Through this process they can determine if interns are leaving the company having had a good experience, and it provides valuable feedback to managers for program planning in the following year. In addition to qualitative measures, several quantitative measures should be adopted. Some common measures include the number of interns that become full‐time employees; repeat requests for interns from managers; and growing numbers of intern applicants. In order to successfully measure your own program outcome, you should return to the stated program goals, and address those outcomes.

With the job market experiencing a talent pipeline issue, it is important to engage potential employees early. Investigate employing quality high school, community college, technical school and college students that you can expose to your company. Take on interns now and you’ll have a competitive advantage in recruiting the best workers ‐ you’ll already be known to the employees you want most. Your new workers will already be trained for your workplace and loyal to your company, lowering training time, recruiting costs and turnover rates. You’ll build a reputation that will pay off with students, colleges and the community. And your company will save money while benefiting from the input of talented, enthusiastic, innovative people. With all these advantages, you might find that you can’t afford not to do internships.

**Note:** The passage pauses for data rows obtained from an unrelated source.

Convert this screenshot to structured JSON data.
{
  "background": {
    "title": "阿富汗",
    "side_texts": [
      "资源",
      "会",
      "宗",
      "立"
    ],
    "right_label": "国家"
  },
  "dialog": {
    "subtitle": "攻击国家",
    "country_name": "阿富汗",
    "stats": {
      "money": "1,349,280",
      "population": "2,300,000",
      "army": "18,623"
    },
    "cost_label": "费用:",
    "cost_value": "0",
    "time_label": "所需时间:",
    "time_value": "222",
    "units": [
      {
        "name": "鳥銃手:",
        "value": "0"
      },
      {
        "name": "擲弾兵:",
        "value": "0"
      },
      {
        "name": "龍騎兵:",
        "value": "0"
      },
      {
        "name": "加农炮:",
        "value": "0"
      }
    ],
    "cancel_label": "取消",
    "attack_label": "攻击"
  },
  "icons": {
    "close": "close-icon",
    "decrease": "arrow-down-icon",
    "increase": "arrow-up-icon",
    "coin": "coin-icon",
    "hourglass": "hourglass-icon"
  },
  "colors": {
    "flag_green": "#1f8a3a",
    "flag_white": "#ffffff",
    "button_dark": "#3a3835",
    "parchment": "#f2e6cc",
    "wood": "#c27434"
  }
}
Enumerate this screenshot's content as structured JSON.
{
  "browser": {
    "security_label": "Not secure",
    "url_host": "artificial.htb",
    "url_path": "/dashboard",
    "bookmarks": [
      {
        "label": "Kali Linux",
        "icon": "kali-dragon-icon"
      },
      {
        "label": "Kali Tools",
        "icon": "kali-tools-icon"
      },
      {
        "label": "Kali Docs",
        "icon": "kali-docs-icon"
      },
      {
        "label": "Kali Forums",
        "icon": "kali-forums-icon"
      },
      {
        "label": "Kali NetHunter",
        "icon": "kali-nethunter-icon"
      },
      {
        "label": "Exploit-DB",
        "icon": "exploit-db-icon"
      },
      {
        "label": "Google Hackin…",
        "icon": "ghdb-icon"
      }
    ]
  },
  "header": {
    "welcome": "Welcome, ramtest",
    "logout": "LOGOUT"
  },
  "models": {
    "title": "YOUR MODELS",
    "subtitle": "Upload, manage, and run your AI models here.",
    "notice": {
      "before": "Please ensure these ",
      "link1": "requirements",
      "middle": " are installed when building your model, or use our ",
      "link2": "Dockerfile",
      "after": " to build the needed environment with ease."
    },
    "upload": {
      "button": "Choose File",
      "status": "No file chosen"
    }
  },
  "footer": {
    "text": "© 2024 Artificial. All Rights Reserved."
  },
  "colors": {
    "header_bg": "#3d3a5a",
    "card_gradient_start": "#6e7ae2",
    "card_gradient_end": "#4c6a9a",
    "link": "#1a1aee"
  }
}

Examples and Partners

The Medical Career Collaborative is a partnership between Children’s Hospital Colorado and Denver Health propels students towards careers in healthcare through hands-on experiences and professional development opportunities. It is a two-year program, with activities taking place at both Denver Health and Children’s Hospital Colorado. Students are eligible for a paid internship during the fall, spring, or summer of their junior year. During the program students are placed in one department at their designated hospital where they work (and learn) alongside team members.

Marisa Valeras, Denver Health
Haley Couch, Children’s Hospital Colorado

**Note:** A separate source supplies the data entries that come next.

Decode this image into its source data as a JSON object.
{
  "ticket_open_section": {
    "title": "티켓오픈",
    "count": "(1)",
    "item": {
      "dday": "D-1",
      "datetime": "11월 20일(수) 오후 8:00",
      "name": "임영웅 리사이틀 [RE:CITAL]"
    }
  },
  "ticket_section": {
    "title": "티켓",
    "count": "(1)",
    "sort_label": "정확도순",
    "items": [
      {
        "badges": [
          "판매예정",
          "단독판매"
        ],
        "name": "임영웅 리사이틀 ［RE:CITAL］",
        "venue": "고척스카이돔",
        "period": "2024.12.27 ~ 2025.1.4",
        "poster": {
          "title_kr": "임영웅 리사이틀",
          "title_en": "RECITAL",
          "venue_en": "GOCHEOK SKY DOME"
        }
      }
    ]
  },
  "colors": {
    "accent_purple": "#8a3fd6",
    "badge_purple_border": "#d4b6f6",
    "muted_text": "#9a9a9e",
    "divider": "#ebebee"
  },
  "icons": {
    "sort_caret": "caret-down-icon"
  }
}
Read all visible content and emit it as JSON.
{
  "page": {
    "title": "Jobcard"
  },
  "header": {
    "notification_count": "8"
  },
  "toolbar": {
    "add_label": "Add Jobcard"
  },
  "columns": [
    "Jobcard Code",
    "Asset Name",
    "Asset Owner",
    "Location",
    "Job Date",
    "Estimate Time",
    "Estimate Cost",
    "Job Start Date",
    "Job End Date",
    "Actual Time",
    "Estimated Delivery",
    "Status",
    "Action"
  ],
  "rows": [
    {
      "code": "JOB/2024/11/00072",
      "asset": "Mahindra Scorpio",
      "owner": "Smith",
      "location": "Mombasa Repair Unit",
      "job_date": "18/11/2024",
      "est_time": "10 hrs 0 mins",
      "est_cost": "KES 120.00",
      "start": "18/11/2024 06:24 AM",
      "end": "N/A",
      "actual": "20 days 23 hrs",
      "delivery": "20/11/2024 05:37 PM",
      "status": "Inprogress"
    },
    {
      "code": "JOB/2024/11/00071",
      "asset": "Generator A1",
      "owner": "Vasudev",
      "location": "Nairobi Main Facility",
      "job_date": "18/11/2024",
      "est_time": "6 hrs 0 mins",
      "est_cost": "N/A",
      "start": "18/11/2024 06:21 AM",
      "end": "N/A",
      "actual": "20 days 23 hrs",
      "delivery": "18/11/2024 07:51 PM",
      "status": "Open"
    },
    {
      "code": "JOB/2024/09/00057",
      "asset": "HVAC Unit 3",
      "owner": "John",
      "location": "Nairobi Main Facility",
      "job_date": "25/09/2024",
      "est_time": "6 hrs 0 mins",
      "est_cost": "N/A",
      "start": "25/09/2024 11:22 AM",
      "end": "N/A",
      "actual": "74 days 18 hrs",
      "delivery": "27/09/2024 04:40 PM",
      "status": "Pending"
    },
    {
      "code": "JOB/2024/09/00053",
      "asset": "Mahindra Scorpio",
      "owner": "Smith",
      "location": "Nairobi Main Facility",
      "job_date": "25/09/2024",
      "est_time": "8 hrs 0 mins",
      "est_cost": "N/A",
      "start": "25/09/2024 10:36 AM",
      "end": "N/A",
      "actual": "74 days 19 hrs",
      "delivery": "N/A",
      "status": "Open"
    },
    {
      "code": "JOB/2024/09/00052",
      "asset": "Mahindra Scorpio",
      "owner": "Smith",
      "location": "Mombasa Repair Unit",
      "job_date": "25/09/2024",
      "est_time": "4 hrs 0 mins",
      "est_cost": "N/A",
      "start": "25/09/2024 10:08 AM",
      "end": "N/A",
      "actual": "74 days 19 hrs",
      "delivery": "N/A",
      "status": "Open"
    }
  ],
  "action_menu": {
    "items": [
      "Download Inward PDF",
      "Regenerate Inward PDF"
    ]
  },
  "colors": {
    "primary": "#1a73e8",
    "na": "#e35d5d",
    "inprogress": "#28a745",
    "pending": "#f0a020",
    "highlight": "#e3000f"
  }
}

Program Overview
Student Application

The CareerConnect Launch program in Denver Public Schools offers business partners a robust support system for internship supervisors and students alike. DPS staff assist employers with intern selection, provide case management and logistical support to students throughout the program. The majority of business partners report that students are doing productive work within the first 2 weeks, and 95-100% would recommend the program to co-workers and friends. Internships range from 100 – 120 hours a semester. During this time students:

– Learn practical applications of their STEM coursework
– Explore potential career paths
– Make meaningful contributions to their host organizations

Monica Schultz, Work-Based Learning Manager
Olivia Barraza Kee, Launch Internship Program Coordinator

Get Started Guide
Launch Info Sheet
Launch Internship Video

As part of its HS Pathways Program, Cañon City High School students complete the Professional and Internship Community Experience (PaICE), an opportunity for every high school student to gain first-hand experience in his/her career choice through a wide variety of partnership with businesses, professionals, and agencies in the Fremont County Area. While the experience is great for students, businesses and local organizations are also provided with much needed assistance for their business.

Lisa Tedesko, Program Coordinator


Celebrating Partnerships (in the news



Special thank you to Michael True for sharing his work on this important topic that informed much of the content in this section.